More About Wampum...
Wampum is typically a long, cylindrical bead, not a disk bead, and much of its value comes from the work that goes into drilling the bead lengthwise, which is a lot harder than drilling a disk the short way, from top to bottom. Although undrilled pieces of quahog shell are often sold as wampum, especially on eBay, they're really pieces of shell, not wampum.
Only the Northern Quahog, whose original habitat was primarily between New Jersey and Maine, has purple in its shell. And purple is what makes the most-desirable wampum. The purple is due partly to genetics, and partly to habitat. Today, the Northern Quahog has been introduced to other places in the US (and world).
For the record, white wampum was also made from the central columns of whelk shells, which are also found in New England. Whelk (a snail) is softer and easier to drill, but it is never purple. Also, whelk columns are already cylinder-shaped (almost).. The whelk might be the secret to how Rhode Island's Narragansetts and other tribes produced as much wampum as they did. Much of the white wampum could have been whelk. However, the purple had to be from quahog.
Wampum's Native Heritage
The Narragansetts, according to Roger Williams, were virtual minters of wampum. Not only did their tribal lands include a vast habitat for the quahog, they were an industrious people who harvested the shell in the summer and made wampum in the winter. Their long-distance runners traveled hundreds of miles to get the best prices for their beads. They worked hard to make quality beads and bargained shrewdly to get the best price in a trade.
|This earring design features three forms of "money." The wampum (purple) was used primarily on the Atlantic coast. The tapered white beads are dentalium shells, used by tribes on the Pacific coast. The red glass beads, are known as "white hearts" (because they are red on the outside of the bead, and white in the heart of the bead), and were supplied by European traders|
Native Americans wore single strands of wampum as ornament. They also wore belts on which purple and white beads were woven into pictorial messages (sophisticated icons). Because purple shell was harder to find, and harder to work, purple wampum was worth twice as much as white.
It's easy to regard wampum simply as a form of money. However, this perspective is too narrow, because wampum had a much greater significance in Native American culture. Wampum involved social and spiritual values as well. This is another dimension to wampum that you can tune into, even today.
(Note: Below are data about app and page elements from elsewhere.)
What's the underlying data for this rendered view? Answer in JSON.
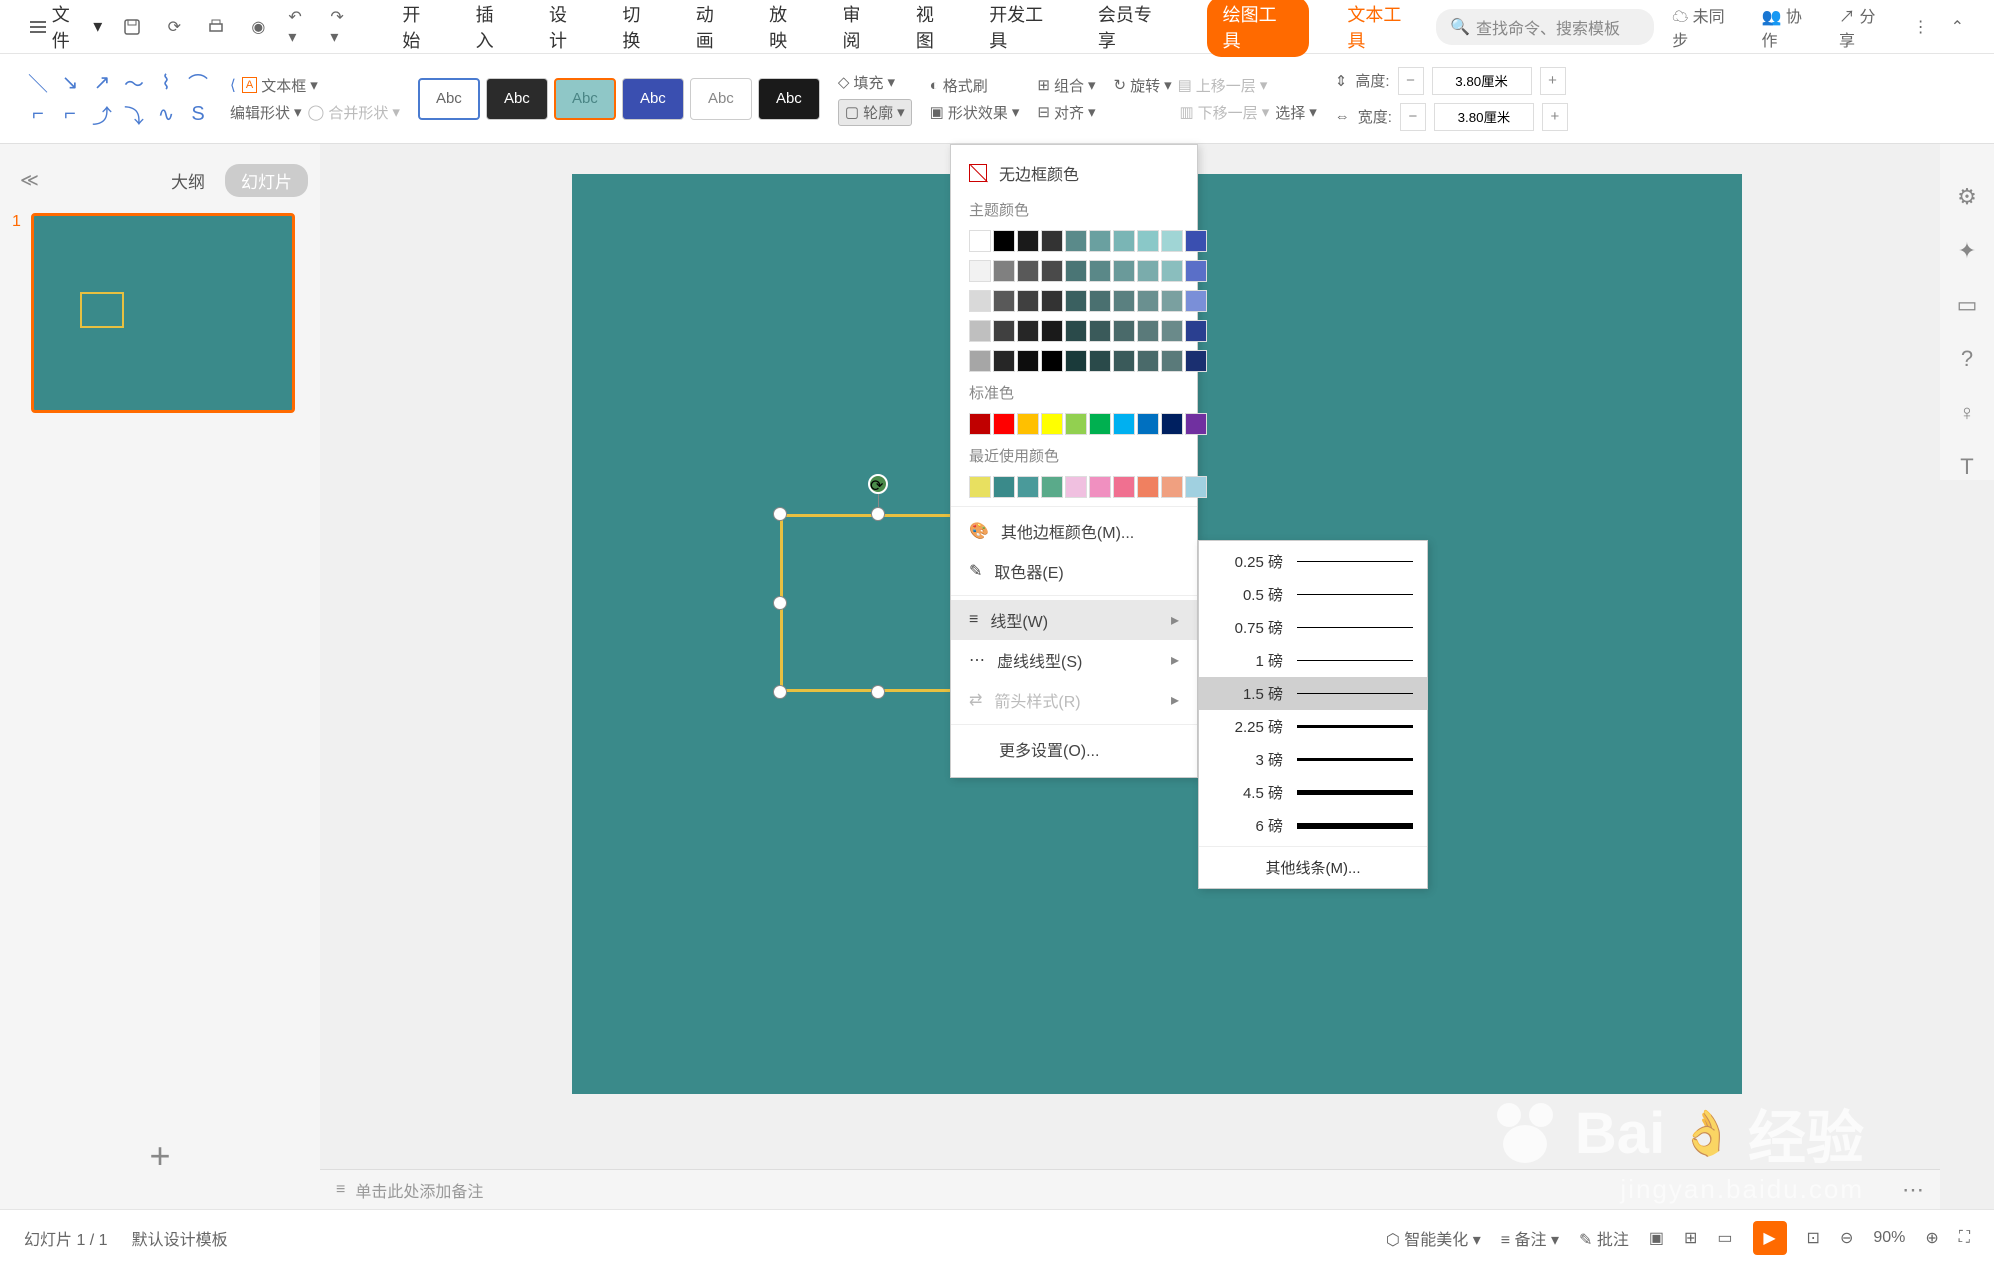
{
  "titlebar": {
    "file_label": "文件",
    "tabs": [
      "开始",
      "插入",
      "设计",
      "切换",
      "动画",
      "放映",
      "审阅",
      "视图",
      "开发工具",
      "会员专享"
    ],
    "tool_tab_drawing": "绘图工具",
    "tool_tab_text": "文本工具",
    "search_placeholder": "查找命令、搜索模板",
    "sync_label": "未同步",
    "collab_label": "协作",
    "share_label": "分享"
  },
  "ribbon": {
    "edit_shape": "编辑形状",
    "merge_shape": "合并形状",
    "textbox": "文本框",
    "style_label": "Abc",
    "fill": "填充",
    "outline": "轮廓",
    "format_painter": "格式刷",
    "shape_effects": "形状效果",
    "group": "组合",
    "rotate": "旋转",
    "align": "对齐",
    "bring_forward": "上移一层",
    "send_backward": "下移一层",
    "select": "选择",
    "height_label": "高度:",
    "width_label": "宽度:",
    "height_value": "3.80厘米",
    "width_value": "3.80厘米"
  },
  "left_panel": {
    "outline_tab": "大纲",
    "slides_tab": "幻灯片",
    "slide_num": "1"
  },
  "outline_menu": {
    "no_border": "无边框颜色",
    "theme_colors": "主题颜色",
    "standard_colors": "标准色",
    "recent_colors": "最近使用颜色",
    "more_colors": "其他边框颜色(M)...",
    "eyedropper": "取色器(E)",
    "weight": "线型(W)",
    "dashes": "虚线线型(S)",
    "arrows": "箭头样式(R)",
    "more_settings": "更多设置(O)..."
  },
  "weight_menu": {
    "items": [
      "0.25 磅",
      "0.5 磅",
      "0.75 磅",
      "1 磅",
      "1.5 磅",
      "2.25 磅",
      "3 磅",
      "4.5 磅",
      "6 磅"
    ],
    "more": "其他线条(M)..."
  },
  "notes": {
    "placeholder": "单击此处添加备注"
  },
  "status": {
    "slide_info": "幻灯片 1 / 1",
    "template": "默认设计模板",
    "beautify": "智能美化",
    "notes_btn": "备注",
    "comments_btn": "批注",
    "zoom": "90%"
  },
  "watermark_text": "Bai",
  "watermark_text2": "经验",
  "watermark_sub": "jingyan.baidu.com",
  "theme_colors": [
    [
      "#ffffff",
      "#000000",
      "#1a1a1a",
      "#333333",
      "#5a8a8a",
      "#6aa0a0",
      "#7ab5b5",
      "#8ac8c8",
      "#a0d5d5",
      "#3a4fb0"
    ],
    [
      "#f2f2f2",
      "#808080",
      "#595959",
      "#4a4a4a",
      "#4a7575",
      "#5a8888",
      "#6a9a9a",
      "#7aacac",
      "#8abebe",
      "#5a6fc8"
    ],
    [
      "#d9d9d9",
      "#595959",
      "#404040",
      "#333333",
      "#3a6060",
      "#4a7070",
      "#5a8080",
      "#6a9090",
      "#7aa0a0",
      "#7a8fd8"
    ],
    [
      "#bfbfbf",
      "#404040",
      "#262626",
      "#1a1a1a",
      "#2a4a4a",
      "#3a5a5a",
      "#4a6a6a",
      "#5a7a7a",
      "#6a8a8a",
      "#2a3f90"
    ],
    [
      "#a6a6a6",
      "#262626",
      "#0d0d0d",
      "#000000",
      "#1a3a3a",
      "#2a4a4a",
      "#3a5a5a",
      "#4a6a6a",
      "#5a7a7a",
      "#1a2f70"
    ]
  ],
  "standard_colors": [
    "#c00000",
    "#ff0000",
    "#ffc000",
    "#ffff00",
    "#92d050",
    "#00b050",
    "#00b0f0",
    "#0070c0",
    "#002060",
    "#7030a0"
  ],
  "recent_colors": [
    "#e8e060",
    "#3a8a8a",
    "#4a9a9a",
    "#5aaa8a",
    "#f0c0e0",
    "#f090c0",
    "#f07090",
    "#f08060",
    "#f0a080",
    "#a0d0e0"
  ]
}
Native Americans made and used wampum before contact with Europeans. Apparently, it was the steel needle, which they obtained in trade, that let them drill the small, straight holes typical of wampum produced in the 17th century and later.
|Stu's sister, Sandy, knots a strand of wampum at the Aptucxet Trading Post in Bourne, Massachusetts. This building is a replica of the original Pilgrim trading post, and it is built on the original site, where de Rasiere, a trader from New Amsterdam, introduced wampum to the Pilgrims. One of the best places to visit on Cape Cod, the trading post is located just over the Bourne bridge. Follow the signs from the bridge.|